> The task:
If a line includes "drawio", copy it out of the entries.

> Records for this exercise:
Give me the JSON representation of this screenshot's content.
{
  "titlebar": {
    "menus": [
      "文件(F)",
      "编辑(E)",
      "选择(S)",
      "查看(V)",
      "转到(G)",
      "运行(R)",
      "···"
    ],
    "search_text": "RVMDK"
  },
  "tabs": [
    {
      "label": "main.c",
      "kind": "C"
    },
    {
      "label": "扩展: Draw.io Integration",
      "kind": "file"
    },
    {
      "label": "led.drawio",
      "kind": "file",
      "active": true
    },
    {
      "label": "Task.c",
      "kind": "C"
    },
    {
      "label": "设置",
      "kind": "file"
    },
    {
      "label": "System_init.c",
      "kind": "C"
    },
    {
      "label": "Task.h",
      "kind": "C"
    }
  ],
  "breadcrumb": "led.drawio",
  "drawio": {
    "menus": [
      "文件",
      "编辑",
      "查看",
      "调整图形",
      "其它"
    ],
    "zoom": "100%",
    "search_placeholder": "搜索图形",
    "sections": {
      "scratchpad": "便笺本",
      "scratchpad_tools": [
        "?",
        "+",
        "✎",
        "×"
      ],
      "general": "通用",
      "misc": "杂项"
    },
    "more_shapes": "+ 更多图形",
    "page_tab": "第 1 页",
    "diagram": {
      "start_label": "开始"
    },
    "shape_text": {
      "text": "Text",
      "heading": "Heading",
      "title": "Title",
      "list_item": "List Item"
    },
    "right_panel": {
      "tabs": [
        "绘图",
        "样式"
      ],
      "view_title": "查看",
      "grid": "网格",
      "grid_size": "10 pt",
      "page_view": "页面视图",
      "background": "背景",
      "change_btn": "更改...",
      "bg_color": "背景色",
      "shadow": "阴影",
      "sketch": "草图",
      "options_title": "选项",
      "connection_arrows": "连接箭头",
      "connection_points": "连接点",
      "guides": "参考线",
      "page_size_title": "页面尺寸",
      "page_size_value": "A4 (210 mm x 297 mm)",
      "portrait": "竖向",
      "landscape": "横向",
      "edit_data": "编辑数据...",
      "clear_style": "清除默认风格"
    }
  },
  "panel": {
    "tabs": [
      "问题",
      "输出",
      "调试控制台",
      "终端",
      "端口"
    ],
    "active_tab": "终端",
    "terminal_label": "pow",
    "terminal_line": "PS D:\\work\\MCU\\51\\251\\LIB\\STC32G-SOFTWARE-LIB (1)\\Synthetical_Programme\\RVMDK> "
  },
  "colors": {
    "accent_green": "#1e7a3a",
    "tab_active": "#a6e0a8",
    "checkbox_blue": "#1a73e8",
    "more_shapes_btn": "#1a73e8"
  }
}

> Reply:
      "label": "led.drawio",
  "breadcrumb": "led.drawio",
  "drawio": {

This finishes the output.